**Material provided**

"""

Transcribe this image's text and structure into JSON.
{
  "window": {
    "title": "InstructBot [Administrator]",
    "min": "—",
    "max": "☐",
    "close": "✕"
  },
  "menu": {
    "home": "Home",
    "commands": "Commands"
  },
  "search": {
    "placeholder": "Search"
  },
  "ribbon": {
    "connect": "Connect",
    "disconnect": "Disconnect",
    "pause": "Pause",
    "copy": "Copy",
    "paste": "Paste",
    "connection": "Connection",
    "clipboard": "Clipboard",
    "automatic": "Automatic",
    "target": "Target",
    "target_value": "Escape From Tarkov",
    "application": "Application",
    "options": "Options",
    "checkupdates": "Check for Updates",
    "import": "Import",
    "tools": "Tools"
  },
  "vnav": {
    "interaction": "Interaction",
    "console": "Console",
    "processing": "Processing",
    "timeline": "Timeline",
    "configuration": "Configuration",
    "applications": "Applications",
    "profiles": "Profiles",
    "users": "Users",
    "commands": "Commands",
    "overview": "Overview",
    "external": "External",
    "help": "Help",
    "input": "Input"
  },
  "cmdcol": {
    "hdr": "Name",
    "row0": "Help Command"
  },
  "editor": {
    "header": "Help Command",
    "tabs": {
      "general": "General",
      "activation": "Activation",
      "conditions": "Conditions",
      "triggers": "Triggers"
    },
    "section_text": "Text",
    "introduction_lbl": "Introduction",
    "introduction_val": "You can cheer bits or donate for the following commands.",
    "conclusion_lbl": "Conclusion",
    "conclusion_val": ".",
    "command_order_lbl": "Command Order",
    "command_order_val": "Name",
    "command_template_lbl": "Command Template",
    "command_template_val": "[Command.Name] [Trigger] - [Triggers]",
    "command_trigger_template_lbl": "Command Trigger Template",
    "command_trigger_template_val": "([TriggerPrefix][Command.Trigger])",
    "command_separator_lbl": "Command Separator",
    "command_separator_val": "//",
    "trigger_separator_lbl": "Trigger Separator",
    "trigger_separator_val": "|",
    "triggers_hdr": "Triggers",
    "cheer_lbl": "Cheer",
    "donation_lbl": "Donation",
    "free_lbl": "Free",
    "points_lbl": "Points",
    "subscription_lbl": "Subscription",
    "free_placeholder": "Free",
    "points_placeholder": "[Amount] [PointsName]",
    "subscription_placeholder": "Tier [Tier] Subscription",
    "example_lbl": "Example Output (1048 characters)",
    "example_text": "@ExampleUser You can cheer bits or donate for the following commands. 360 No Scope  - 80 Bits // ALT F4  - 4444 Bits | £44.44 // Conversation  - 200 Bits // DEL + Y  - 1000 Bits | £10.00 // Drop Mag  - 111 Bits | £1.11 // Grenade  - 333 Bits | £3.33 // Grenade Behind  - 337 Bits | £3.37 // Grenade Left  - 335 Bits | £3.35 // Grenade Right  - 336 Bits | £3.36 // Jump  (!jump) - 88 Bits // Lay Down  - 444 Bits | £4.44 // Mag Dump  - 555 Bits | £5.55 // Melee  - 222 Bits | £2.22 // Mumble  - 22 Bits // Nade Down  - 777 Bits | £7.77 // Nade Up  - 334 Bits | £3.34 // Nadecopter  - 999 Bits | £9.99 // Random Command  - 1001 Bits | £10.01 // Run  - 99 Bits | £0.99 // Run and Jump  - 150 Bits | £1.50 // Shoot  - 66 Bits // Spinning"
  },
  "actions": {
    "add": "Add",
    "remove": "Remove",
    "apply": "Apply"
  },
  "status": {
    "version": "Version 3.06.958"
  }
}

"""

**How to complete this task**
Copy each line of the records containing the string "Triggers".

**Task output**
      "triggers": "Triggers"
    "command_template_val": "[Command.Name] [Trigger] - [Triggers]",
    "triggers_hdr": "Triggers",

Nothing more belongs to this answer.